    Don’t skip appointments or neglect checkups with your primary care provider, especially if you are feeling unwell. You may face a new health condition that may require treatment, or you may be experiencing medication side effects.
  • Get help when you need it
    Mental health conditions are more challenging to treat if you wait for the symptoms to worsen. Long-term maintenance treatment may also help prevent symptom relapse.
  • Take good care of yourself
    Healthy eating, sufficient sleep, and regular physical activity are vital. Try maintaining a regular schedule. Talk to your healthcare provider if you find it hard to fall asleep or if you have questions about your physical activity or diet.

The Department of Psychiatry at Kokilaben Dhirubhai Ambani Hospital Indore, offers diagnostic and curative services for a wide range of psychiatric disorders. The treatment plans are established after a thorough clinical examination and history taking. The overall condition of the client and as well the personal preferences of his family are taken into account before considering the treatment options. Consult highly experienced psychiatrists in Indore at our hospital for treatment of mental health disorders.
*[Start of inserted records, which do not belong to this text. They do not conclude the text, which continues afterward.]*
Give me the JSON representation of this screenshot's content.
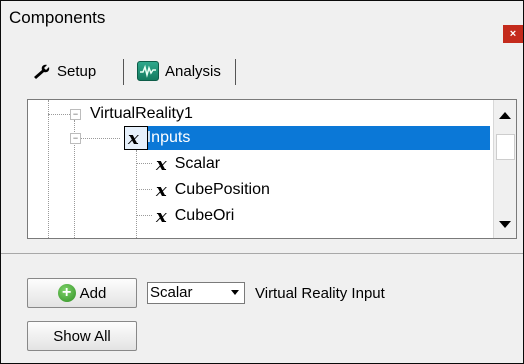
{
  "window": {
    "title": "Components",
    "close_label": "×"
  },
  "tabs": [
    {
      "label": "Setup",
      "icon": "wrench-icon"
    },
    {
      "label": "Analysis",
      "icon": "analysis-chart-icon"
    }
  ],
  "tree": {
    "nodes": [
      {
        "label": "VirtualReality1",
        "icon": "none",
        "expander": "minus"
      },
      {
        "label": "Inputs",
        "icon": "x-variable-icon",
        "expander": "minus",
        "selected": true
      },
      {
        "label": "Scalar",
        "icon": "x-variable-icon"
      },
      {
        "label": "CubePosition",
        "icon": "x-variable-icon"
      },
      {
        "label": "CubeOri",
        "icon": "x-variable-icon"
      }
    ],
    "icon_glyph": "x"
  },
  "controls": {
    "add_label": "Add",
    "show_all_label": "Show All",
    "input_type_value": "Scalar",
    "input_description": "Virtual Reality Input"
  },
  "colors": {
    "selection": "#0b78d7",
    "close": "#c42b1c"
  }
}
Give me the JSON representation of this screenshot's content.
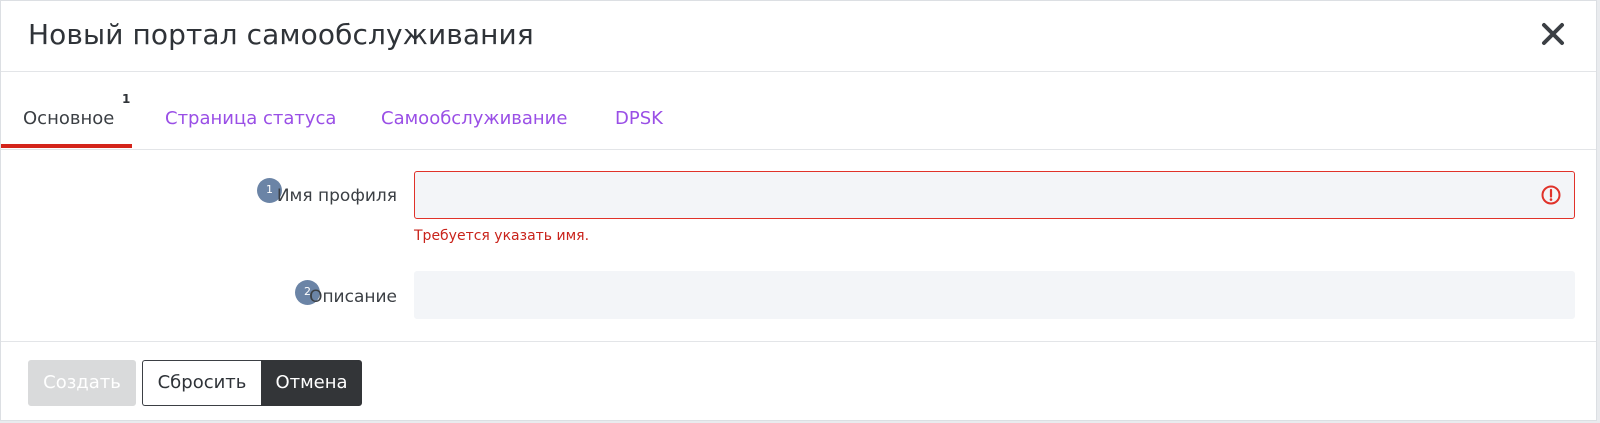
{
  "dialog": {
    "title": "Новый портал самообслуживания",
    "close_icon": "close-icon"
  },
  "tabs": [
    {
      "label": "Основное",
      "badge": "1",
      "active": true
    },
    {
      "label": "Страница статуса"
    },
    {
      "label": "Самообслуживание"
    },
    {
      "label": "DPSK"
    }
  ],
  "form": {
    "profile_name": {
      "step": "1",
      "label": "Имя профиля",
      "value": "",
      "error": "Требуется указать имя.",
      "error_icon": "alert-circle-icon"
    },
    "description": {
      "step": "2",
      "label": "Описание",
      "value": ""
    }
  },
  "footer": {
    "create_label": "Создать",
    "reset_label": "Сбросить",
    "cancel_label": "Отмена"
  },
  "colors": {
    "accent": "#9a4fe6",
    "active_underline": "#d4241b",
    "error": "#e0322a",
    "step_badge": "#6b84a6",
    "cancel_bg": "#333538",
    "disabled": "#d9dadb"
  }
}
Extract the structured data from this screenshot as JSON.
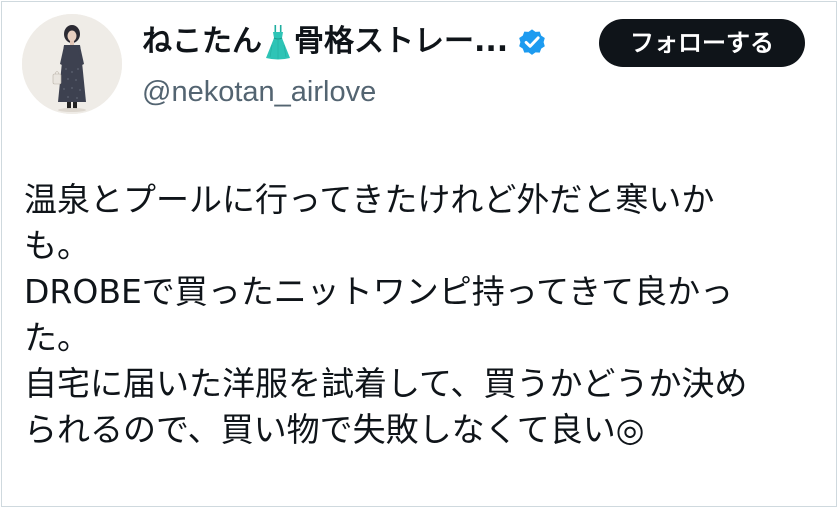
{
  "author": {
    "display_name_part1": "ねこたん",
    "display_name_part2": "骨格ストレー...",
    "name_emoji": "dress-icon",
    "verified": true,
    "verified_icon": "verified-badge-icon",
    "handle": "@nekotan_airlove"
  },
  "follow_button": {
    "label": "フォローする"
  },
  "tweet": {
    "lines": [
      "温泉とプールに行ってきたけれど外だと寒いか",
      "も。",
      "DROBEで買ったニットワンピ持ってきて良かっ",
      "た。",
      "自宅に届いた洋服を試着して、買うかどうか決め",
      "られるので、買い物で失敗しなくて良い◎"
    ]
  },
  "colors": {
    "text": "#0f1419",
    "secondary_text": "#536471",
    "verified_blue": "#1d9bf0",
    "dress_teal": "#2ec4b6",
    "button_bg": "#0f1419",
    "button_text": "#ffffff",
    "border": "#cfd9de"
  }
}
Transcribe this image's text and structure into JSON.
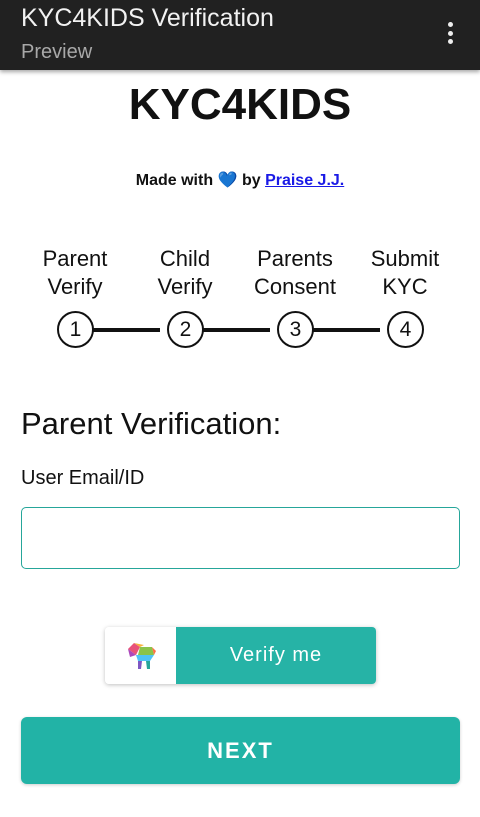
{
  "appbar": {
    "title": "KYC4KIDS Verification",
    "subtitle": "Preview",
    "menu_icon": "more-vertical-icon"
  },
  "header": {
    "brand": "KYC4KIDS",
    "credit_prefix": "Made with",
    "credit_heart": "💙",
    "credit_by": "by",
    "credit_link": "Praise J.J."
  },
  "steps": [
    {
      "label_line1": "Parent",
      "label_line2": "Verify",
      "number": "1"
    },
    {
      "label_line1": "Child",
      "label_line2": "Verify",
      "number": "2"
    },
    {
      "label_line1": "Parents",
      "label_line2": "Consent",
      "number": "3"
    },
    {
      "label_line1": "Submit",
      "label_line2": "KYC",
      "number": "4"
    }
  ],
  "form": {
    "section_title": "Parent Verification:",
    "email_label": "User Email/ID",
    "email_value": "",
    "email_placeholder": ""
  },
  "verify": {
    "logo_icon": "colorful-animal-logo-icon",
    "label": "Verify me"
  },
  "next_button": {
    "label": "NEXT"
  },
  "colors": {
    "appbar_bg": "#212121",
    "accent": "#22b3a6",
    "link": "#1a1ae6",
    "heart": "#1e6fd9"
  }
}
The Department offers diagnostic and curative services for a wide range of psychiatric diseases and disorders, including anxiety disorders, depressive disorders, different types of phobias, obsessive-compulsive disorder, post-traumatic stress disorder, bipolar mood disorder, substance abuse, schizophrenia, eating disorders like bulimia nervosa and anorexia nervosa, attention deficit hyperactivity disorder (ADHD), sexual dysfunction, specific learning disorders, and neuro-cognitive disorders.